Some software vendors have already implemented support for SOFR in their core products, and others offer tools to aid customers in moving their existing LIBOR transactions to SOFR. Some of the Findur users with whom our firm has interacted, have reported fewer resources available to support their transition, especially concerning critical post-trade processing requirements. Ultimately, customers will be responsible for migrating to the new SOFR rate and ensuring that their systems will be able to handle SOFR trading from front office to back.
Embarking on an endeavor such as this within the Findur application is not for the faint hearted, but when done in an informed and structured way, a safe and effective migration is achievable within the required timeline.
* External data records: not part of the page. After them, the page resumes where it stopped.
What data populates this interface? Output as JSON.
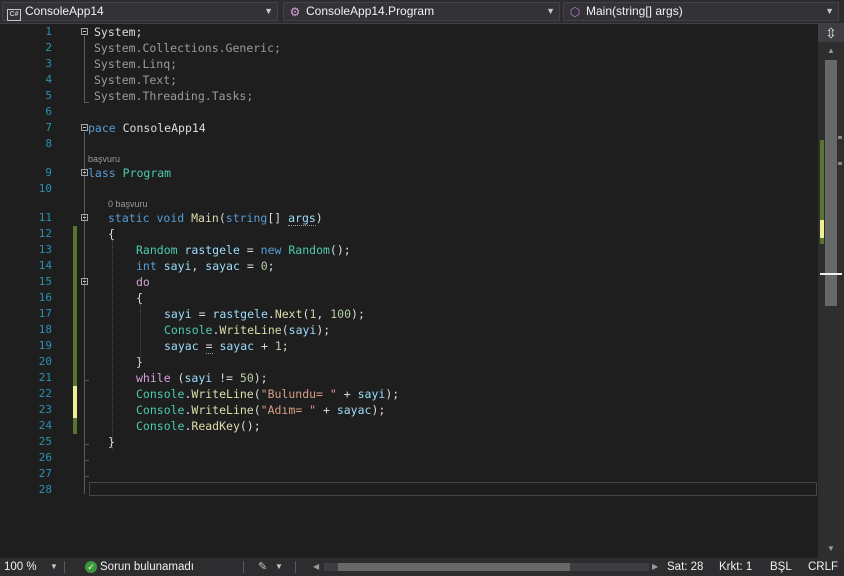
{
  "navbar": {
    "project": "ConsoleApp14",
    "type": "ConsoleApp14.Program",
    "member": "Main(string[] args)",
    "project_icon": "csharp-project-icon",
    "type_icon": "class-icon",
    "member_icon": "method-icon"
  },
  "code": {
    "lines": [
      {
        "n": "1",
        "text": "System;"
      },
      {
        "n": "2",
        "text": "System.Collections.Generic;"
      },
      {
        "n": "3",
        "text": "System.Linq;"
      },
      {
        "n": "4",
        "text": "System.Text;"
      },
      {
        "n": "5",
        "text": "System.Threading.Tasks;"
      },
      {
        "n": "6",
        "text": ""
      },
      {
        "n": "7",
        "text": "pace ConsoleApp14"
      },
      {
        "n": "8",
        "text": ""
      },
      {
        "n": "9",
        "text": "lass Program"
      },
      {
        "n": "10",
        "text": ""
      },
      {
        "n": "11",
        "text": "static void Main(string[] args)"
      },
      {
        "n": "12",
        "text": "{"
      },
      {
        "n": "13",
        "text": "Random rastgele = new Random();"
      },
      {
        "n": "14",
        "text": "int sayi, sayac = 0;"
      },
      {
        "n": "15",
        "text": "do"
      },
      {
        "n": "16",
        "text": "{"
      },
      {
        "n": "17",
        "text": "sayi = rastgele.Next(1, 100);"
      },
      {
        "n": "18",
        "text": "Console.WriteLine(sayi);"
      },
      {
        "n": "19",
        "text": "sayac = sayac + 1;"
      },
      {
        "n": "20",
        "text": "}"
      },
      {
        "n": "21",
        "text": "while (sayi != 50);"
      },
      {
        "n": "22",
        "text": "Console.WriteLine(\"Bulundu= \" + sayi);"
      },
      {
        "n": "23",
        "text": "Console.WriteLine(\"Adım= \" + sayac);"
      },
      {
        "n": "24",
        "text": "Console.ReadKey();"
      },
      {
        "n": "25",
        "text": "}"
      },
      {
        "n": "26",
        "text": ""
      },
      {
        "n": "27",
        "text": ""
      },
      {
        "n": "28",
        "text": ""
      }
    ],
    "codelens_class": "başvuru",
    "codelens_main": "0 başvuru"
  },
  "status": {
    "zoom": "100 %",
    "issues": "Sorun bulunamadı",
    "line": "Sat: 28",
    "col": "Krkt: 1",
    "mode": "BŞL",
    "eol": "CRLF"
  },
  "colors": {
    "keyword": "#569cd6",
    "control_keyword": "#d8a0df",
    "type": "#4ec9b0",
    "method": "#dcdcaa",
    "number": "#b5cea8",
    "string": "#d69d85",
    "parameter": "#9cdcfe",
    "line_number": "#2b91af",
    "saved_change": "#577430",
    "unsaved_change": "#efef91"
  }
}
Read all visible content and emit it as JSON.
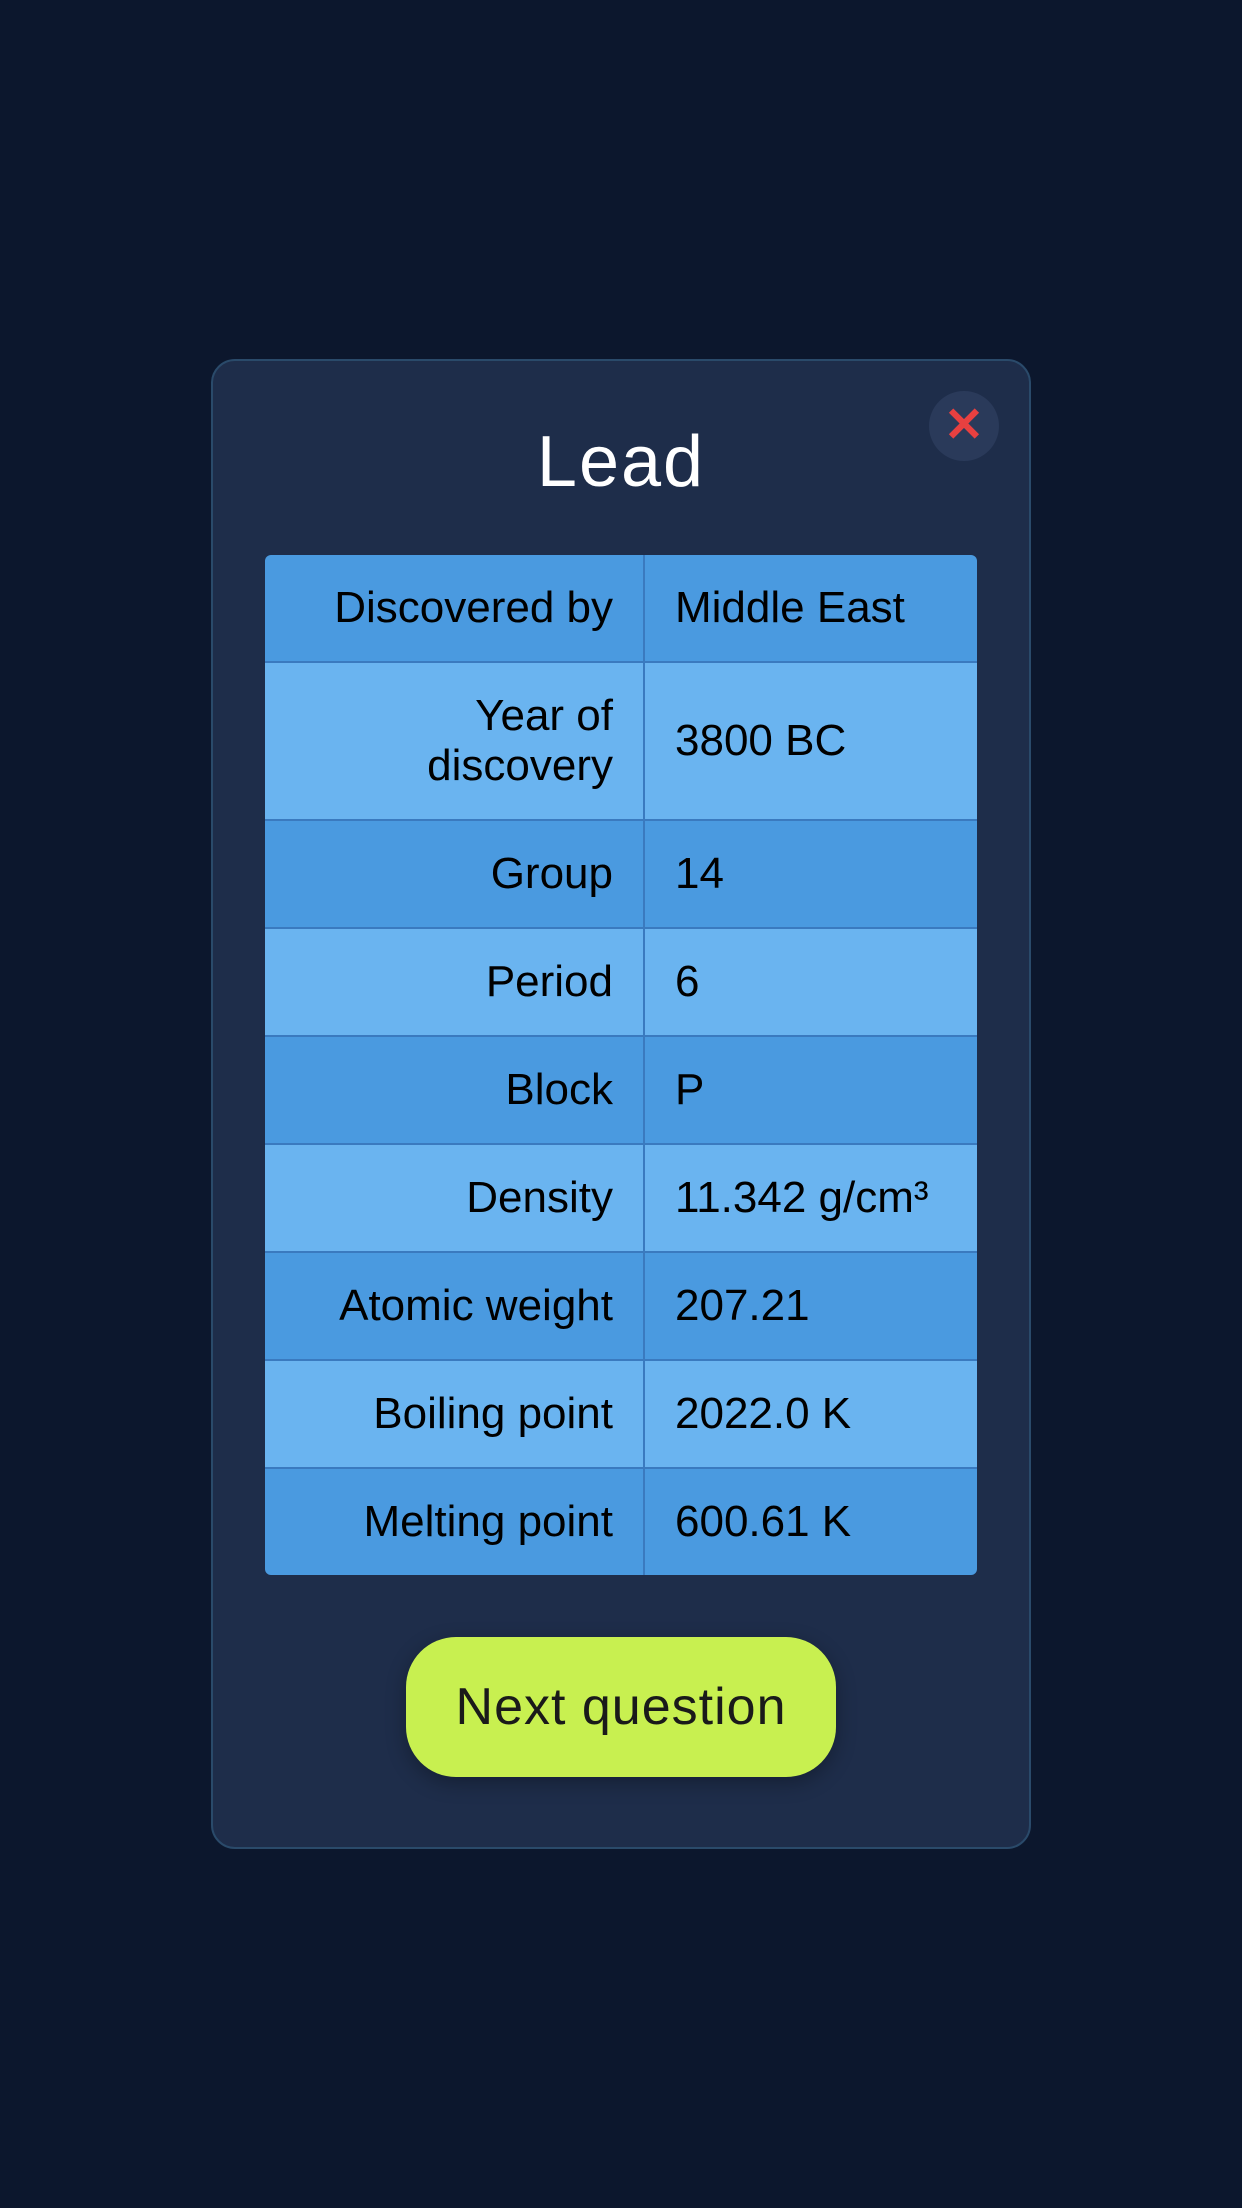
{
  "modal": {
    "title": "Lead",
    "close_label": "×"
  },
  "table": {
    "rows": [
      {
        "label": "Discovered by",
        "value": "Middle East"
      },
      {
        "label": "Year of discovery",
        "value": "3800 BC"
      },
      {
        "label": "Group",
        "value": "14"
      },
      {
        "label": "Period",
        "value": "6"
      },
      {
        "label": "Block",
        "value": "P"
      },
      {
        "label": "Density",
        "value": "11.342 g/cm³"
      },
      {
        "label": "Atomic weight",
        "value": "207.21"
      },
      {
        "label": "Boiling point",
        "value": "2022.0 K"
      },
      {
        "label": "Melting point",
        "value": "600.61 K"
      }
    ]
  },
  "button": {
    "next_label": "Next question"
  }
}
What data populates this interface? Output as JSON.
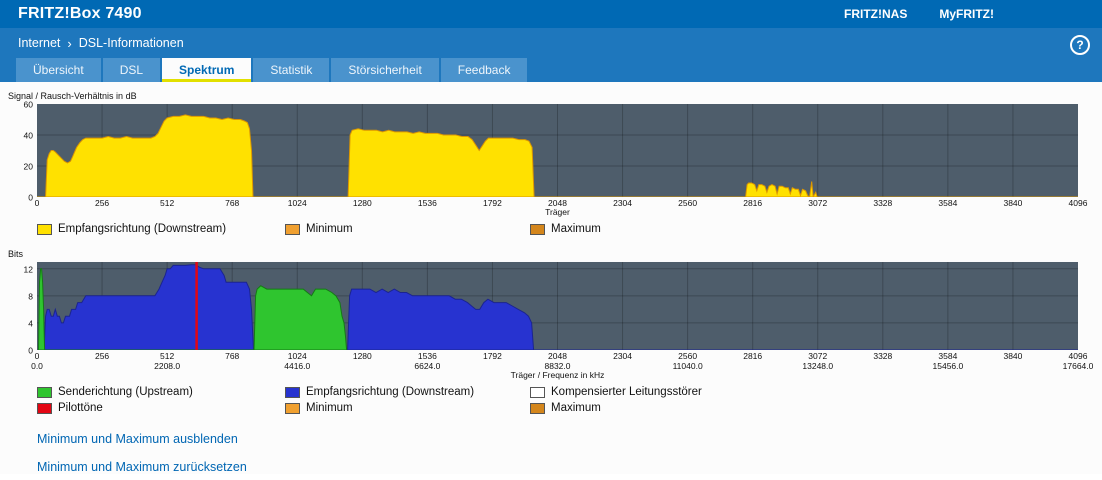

Findur is a complex system, with clients shaping the product to match their own business processes. Overlap between clients may exist at a more abstract level, but at a detailed level there is too much variance that constrains easy lifting and moving of one client’s solution to another.
At a high level, there are two essential objectives that a SOFR implementation must achieve:
- Adding the ability to trade in the new market, and
- Managing the migration, or fallback, of existing LIBOR transactions.
Central to a successful LIBOR transition in Findur is executing a well-planned agile project which incorporates contributions from key business and technical groups. This allows the solution to be rapidly prototyped, giving the users an early preview of the impact of the proposed approach within their existing solutions. The importance of this cannot be overlooked.
The treatment of LIBOR transition as an iterative process makes sense, as the strategic direction of the fallback approach can be customized for each instrument or toolset. This determination can be made upfront during the analysis phase of the project.
The general assumption in the industry is that a “terminate and rebook” fallback strategy is the way to go – in this scenario open LIBOR transactions are terminated, and the remaining open portions are rebooked onto new transactions.
In Findur this approach demands automation because manual updates are too prone to deal entry errors. Given the almost limitless ways the Findur application can be customized, implementing “terminate and rebook” will take on a slightly different look for each client. We have found it important to look at each instrument separately, deriving slight variations of the “terminate and rebook” strategy for each toolset/instrument where necessary.
Sticking the Landing
We have worked extensively with our clients over the years to promote system automation and to enhance solution quality and transparency. For this critical transition away from LIBOR, our strategy includes automated reconciliation of deal terms and conditions, payment details and valuations to increase users’ confidence in the process.
At Lucido, we have seen that an agile project, supported by automated testing is the best pathway to success – we are happy to support users in this journey in any way that we can.